  • Bonnie Alston
    Assistant Professor, MSW – Field Education Director
    New Science Building, Room 212D

    Edgar V. Blanchard
    Assistant Professor, MSW
    New Science Building, Room 210D

    Rebecca Chaisson, MSW, Ph.D.
    Assistant Professor
    New Science Building, Room 203E

    Harry J. Doughty Sr.
    Assistant Professor, MSW
    New Science Building, Room 211C

    Derrick Freeman, Ph.D., ACSW
    Assistant Professor
    New Science Building, 203C

    Patricia Guillory
    Associate Professor, MSW, Ph.D.
    New Science Building, Room 216D

    Ronald Mancoske
    Professor, MSW, DSW
    New Science Building, Room 213B

    Gladys Barrett-Merrick
    Assistant Professor, MSW – BSW Program Director
    New Science Building, Room 211D
    504- 286-5071

    Claude Montegut
    Assistant Professor,MSW
    New Science Building, Room 210B

    Jill E. Murray
    Associate Professor, MSW, Ph.D.
    New Science Building, 213B

    Ira Arthell Neighbors
    Associate Professor, MSW, DSW – MSW Program Director
    New Science Building, Room 212D

    Samuel Odom, Ph.D.
    Assistant Professor
    New Science Building, 210B

    Ben Robertson Jr.
    Assistant Professor, MSW, Ph.D.
    New Science Building, Room 210A
    504- 286-5056

    Harry A. Russell
    Associate Professor, MSW
    New Science Building, Room 211A
    504- 286-5055,

    The Rev. Torin T. Sanders, Ph.D.
    Assistant Professor
    New Science Building, 210A

    Gayle T. Wykle
    Associate Professor, MSW, Ph.D.
    New Science Building, Room 212D

    Gail Wise
    Assistant Professor
    New Science Building, Room 203D

    Carey Yazeed, Ph.D.
    Assistant Professor
    New Science Building, 210F

  • Teaching

    To use learning approaches and prepare students to integrate the values of ethics, knowledge, and skill base of the social work profession with respect for all people aimed toward social change and promotion of social justice.

    Teaching is also designed to anchor social work knowledge in our program’s themes of advocacy, empowerment and transformation.


    To provide leadership to the university, the community and the profession.

    To serve the local, national and international areas by preparing students to fill the dynamic social welfare resource needs for generalist and advanced practitioners.

    To foster the commitment of students and faculty to active involvement in improving the quality of life in the community in which they live.

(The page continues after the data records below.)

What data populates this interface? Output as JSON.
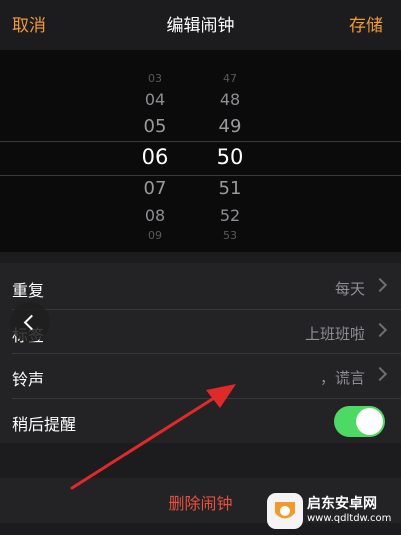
{
  "navbar": {
    "cancel_label": "取消",
    "title": "编辑闹钟",
    "save_label": "存储",
    "accent_color": "#f09a37"
  },
  "picker": {
    "hours": [
      "03",
      "04",
      "05",
      "06",
      "07",
      "08",
      "09"
    ],
    "minutes": [
      "47",
      "48",
      "49",
      "50",
      "51",
      "52",
      "53"
    ],
    "selected_hour": "06",
    "selected_minute": "50"
  },
  "settings": {
    "repeat": {
      "label": "重复",
      "value": "每天"
    },
    "tag": {
      "label": "标签",
      "value": "上班班啦"
    },
    "sound": {
      "label": "铃声",
      "value": "，谎言"
    },
    "snooze": {
      "label": "稍后提醒",
      "enabled": true,
      "toggle_color": "#4cd964"
    }
  },
  "delete": {
    "label": "删除闹钟",
    "color": "#e5503f"
  },
  "watermark": {
    "title": "启东安卓网",
    "url": "www.qdltdw.com"
  },
  "icons": [
    "chevron-right-icon",
    "back-arrow-icon",
    "annotation-arrow-icon",
    "watermark-logo-icon"
  ]
}
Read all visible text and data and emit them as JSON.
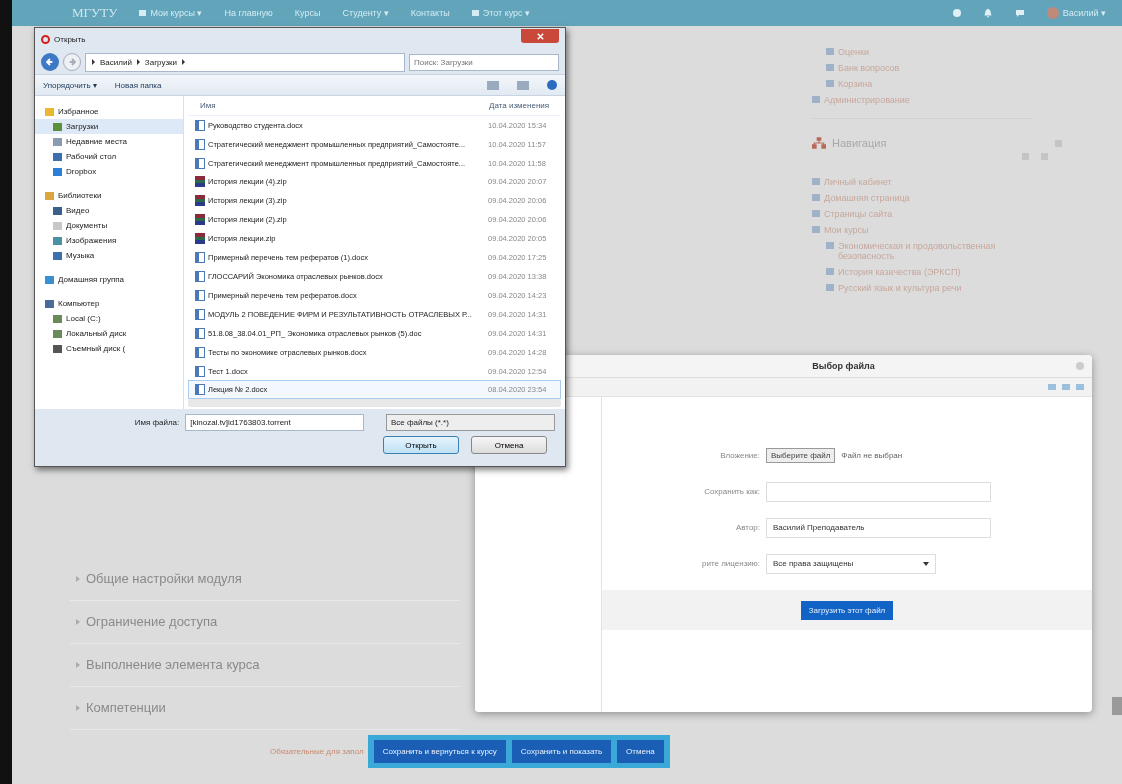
{
  "navbar": {
    "brand": "МГУТУ",
    "items": [
      {
        "label": "Мои курсы ▾",
        "icon": true
      },
      {
        "label": "На главную",
        "icon": false
      },
      {
        "label": "Курсы",
        "icon": false
      },
      {
        "label": "Студенту ▾",
        "icon": false
      },
      {
        "label": "Контакты",
        "icon": false
      },
      {
        "label": "Этот курс ▾",
        "icon": true
      }
    ],
    "user": "Василий ▾"
  },
  "sidebar": {
    "admin_items": [
      {
        "label": "Оценки"
      },
      {
        "label": "Банк вопросов"
      },
      {
        "label": "Корзина"
      }
    ],
    "admin_title": "Администрирование",
    "nav_title": "Навигация",
    "nav_items": [
      {
        "label": "Личный кабинет"
      },
      {
        "label": "Домашняя страница"
      },
      {
        "label": "Страницы сайта"
      },
      {
        "label": "Мои курсы",
        "children": [
          {
            "label": "Экономическая и продовольственная безопасность"
          },
          {
            "label": "История казачества (ЭРКСП)"
          },
          {
            "label": "Русский язык и культура речи"
          }
        ]
      }
    ]
  },
  "sections": [
    "Общие настройки модуля",
    "Ограничение доступа",
    "Выполнение элемента курса",
    "Компетенции"
  ],
  "required_note": "Обязательные для запол",
  "form_buttons": [
    "Сохранить и вернуться к курсу",
    "Сохранить и показать",
    "Отмена"
  ],
  "file_picker": {
    "title": "Выбор файла",
    "rows": [
      {
        "kind": "file",
        "label": "Вложение:",
        "button": "Выберите файл",
        "value": "Файл не выбран"
      },
      {
        "kind": "text",
        "label": "Сохранить как:",
        "value": ""
      },
      {
        "kind": "text",
        "label": "Автор:",
        "value": "Василий Преподаватель"
      },
      {
        "kind": "select",
        "label": "рите лицензию:",
        "value": "Все права защищены"
      }
    ],
    "upload_button": "Загрузить этот файл"
  },
  "open_dialog": {
    "title": "Открыть",
    "path": [
      "Василий",
      "Загрузки"
    ],
    "search_placeholder": "Поиск: Загрузки",
    "toolbar": [
      "Упорядочить ▾",
      "Новая папка"
    ],
    "nav": [
      {
        "label": "Избранное",
        "kind": "star",
        "selected": false,
        "children": [
          {
            "label": "Загрузки",
            "kind": "download",
            "selected": true
          },
          {
            "label": "Недавние места",
            "kind": "recent",
            "selected": false
          },
          {
            "label": "Рабочий стол",
            "kind": "desktop",
            "selected": false
          },
          {
            "label": "Dropbox",
            "kind": "dropbox",
            "selected": false
          }
        ]
      },
      {
        "label": "Библиотеки",
        "kind": "library",
        "selected": false,
        "children": [
          {
            "label": "Видео",
            "kind": "video",
            "selected": false
          },
          {
            "label": "Документы",
            "kind": "docs",
            "selected": false
          },
          {
            "label": "Изображения",
            "kind": "pictures",
            "selected": false
          },
          {
            "label": "Музыка",
            "kind": "music",
            "selected": false
          }
        ]
      },
      {
        "label": "Домашняя группа",
        "kind": "homegroup",
        "selected": false
      },
      {
        "label": "Компьютер",
        "kind": "computer",
        "selected": false,
        "children": [
          {
            "label": "Local (C:)",
            "kind": "drive",
            "selected": false
          },
          {
            "label": "Локальный диск",
            "kind": "drive",
            "selected": false
          },
          {
            "label": "Съемный диск (",
            "kind": "removable",
            "selected": false
          }
        ]
      }
    ],
    "columns": [
      "Имя",
      "Дата изменения"
    ],
    "files": [
      {
        "name": "Руководство студента.docx",
        "date": "10.04.2020 15:34",
        "kind": "doc",
        "selected": false
      },
      {
        "name": "Стратегический менеджмент промышленных предприятий_Самостояте...",
        "date": "10.04.2020 11:57",
        "kind": "doc",
        "selected": false
      },
      {
        "name": "Стратегический менеджмент промышленных предприятий_Самостояте...",
        "date": "10.04.2020 11:58",
        "kind": "doc",
        "selected": false
      },
      {
        "name": "История лекции (4).zip",
        "date": "09.04.2020 20:07",
        "kind": "zip",
        "selected": false
      },
      {
        "name": "История лекции (3).zip",
        "date": "09.04.2020 20:06",
        "kind": "zip",
        "selected": false
      },
      {
        "name": "История лекции (2).zip",
        "date": "09.04.2020 20:06",
        "kind": "zip",
        "selected": false
      },
      {
        "name": "История лекции.zip",
        "date": "09.04.2020 20:05",
        "kind": "zip",
        "selected": false
      },
      {
        "name": "Примерный перечень тем рефератов (1).docx",
        "date": "09.04.2020 17:25",
        "kind": "doc",
        "selected": false
      },
      {
        "name": "ГЛОССАРИЙ Экономика отраслевых рынков.docx",
        "date": "09.04.2020 13:38",
        "kind": "doc",
        "selected": false
      },
      {
        "name": "Примерный перечень тем рефератов.docx",
        "date": "09.04.2020 14:23",
        "kind": "doc",
        "selected": false
      },
      {
        "name": "МОДУЛЬ 2 ПОВЕДЕНИЕ ФИРМ И РЕЗУЛЬТАТИВНОСТЬ ОТРАСЛЕВЫХ Р...",
        "date": "09.04.2020 14:31",
        "kind": "doc",
        "selected": false
      },
      {
        "name": "51.8.08_38.04.01_РП_ Экономика отраслевых рынков (5).doc",
        "date": "09.04.2020 14:31",
        "kind": "doc",
        "selected": false
      },
      {
        "name": "Тесты по экономике отраслевых рынков.docx",
        "date": "09.04.2020 14:28",
        "kind": "doc",
        "selected": false
      },
      {
        "name": "Тест 1.docx",
        "date": "09.04.2020 12:54",
        "kind": "doc",
        "selected": false
      },
      {
        "name": "Лекция № 2.docx",
        "date": "08.04.2020 23:54",
        "kind": "doc",
        "selected": true
      }
    ],
    "filename_label": "Имя файла:",
    "filename": "[kinozal.tv]id1763803.torrent",
    "filter": "Все файлы (*.*)",
    "buttons": [
      "Открыть",
      "Отмена"
    ]
  }
}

    To effectively assist the process of professional development among faculty and students.

    To contribute to the knowledge base of the strengths of diverse client populations.

    Upon completion of the program students will be able to:

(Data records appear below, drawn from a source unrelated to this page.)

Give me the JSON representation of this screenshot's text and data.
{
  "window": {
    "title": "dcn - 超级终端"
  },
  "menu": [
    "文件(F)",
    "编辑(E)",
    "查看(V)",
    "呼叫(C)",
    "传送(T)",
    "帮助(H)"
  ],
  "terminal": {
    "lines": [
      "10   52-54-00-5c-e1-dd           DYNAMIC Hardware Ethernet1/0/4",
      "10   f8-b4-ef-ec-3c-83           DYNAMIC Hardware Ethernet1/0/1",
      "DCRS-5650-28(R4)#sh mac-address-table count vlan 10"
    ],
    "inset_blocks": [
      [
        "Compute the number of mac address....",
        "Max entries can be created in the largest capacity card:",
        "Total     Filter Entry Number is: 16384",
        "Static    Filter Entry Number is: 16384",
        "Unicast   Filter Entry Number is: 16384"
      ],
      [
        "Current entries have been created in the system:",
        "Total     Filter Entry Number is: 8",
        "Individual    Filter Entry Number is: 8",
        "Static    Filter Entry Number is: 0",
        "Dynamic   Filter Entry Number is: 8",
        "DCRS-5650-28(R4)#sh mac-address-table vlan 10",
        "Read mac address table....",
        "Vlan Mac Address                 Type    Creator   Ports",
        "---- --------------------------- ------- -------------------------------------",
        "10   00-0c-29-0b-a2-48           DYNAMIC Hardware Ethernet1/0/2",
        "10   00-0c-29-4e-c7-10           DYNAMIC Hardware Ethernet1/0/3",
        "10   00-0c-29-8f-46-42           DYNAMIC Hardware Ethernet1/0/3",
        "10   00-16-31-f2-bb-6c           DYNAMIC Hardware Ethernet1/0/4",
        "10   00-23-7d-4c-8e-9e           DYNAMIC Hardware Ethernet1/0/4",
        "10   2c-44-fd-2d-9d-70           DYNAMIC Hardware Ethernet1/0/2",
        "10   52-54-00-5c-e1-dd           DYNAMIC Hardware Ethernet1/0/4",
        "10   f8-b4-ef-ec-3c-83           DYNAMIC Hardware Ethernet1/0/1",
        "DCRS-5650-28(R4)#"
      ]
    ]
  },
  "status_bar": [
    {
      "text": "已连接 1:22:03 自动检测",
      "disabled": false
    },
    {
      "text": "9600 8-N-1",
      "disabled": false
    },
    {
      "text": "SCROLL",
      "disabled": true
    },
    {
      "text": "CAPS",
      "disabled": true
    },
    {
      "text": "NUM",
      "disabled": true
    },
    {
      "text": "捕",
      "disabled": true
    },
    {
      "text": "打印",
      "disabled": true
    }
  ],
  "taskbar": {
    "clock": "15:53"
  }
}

    Identify as a professional social worker and conduct oneself accordingly

    Apply social work ethical principles to guide professional practice

    Apply critical thinking to inform and communicate professional judgments

    Engage diversity and difference in practice

    Advance human rights and social and economic justice

    Engage in research-informed practice and practice-informed research

    Apply knowledge of human behavior and the social environment

    Engage in policy practice to advance social and economic well-being and to deliver effective social work services

    Respond to contexts that shape practice

    Engage, assess, intervene, and evaluate with individuals, families, groups, organizations, and communities
  • Contact us for more information.


The Southern University System was the first HBCU system in the United States.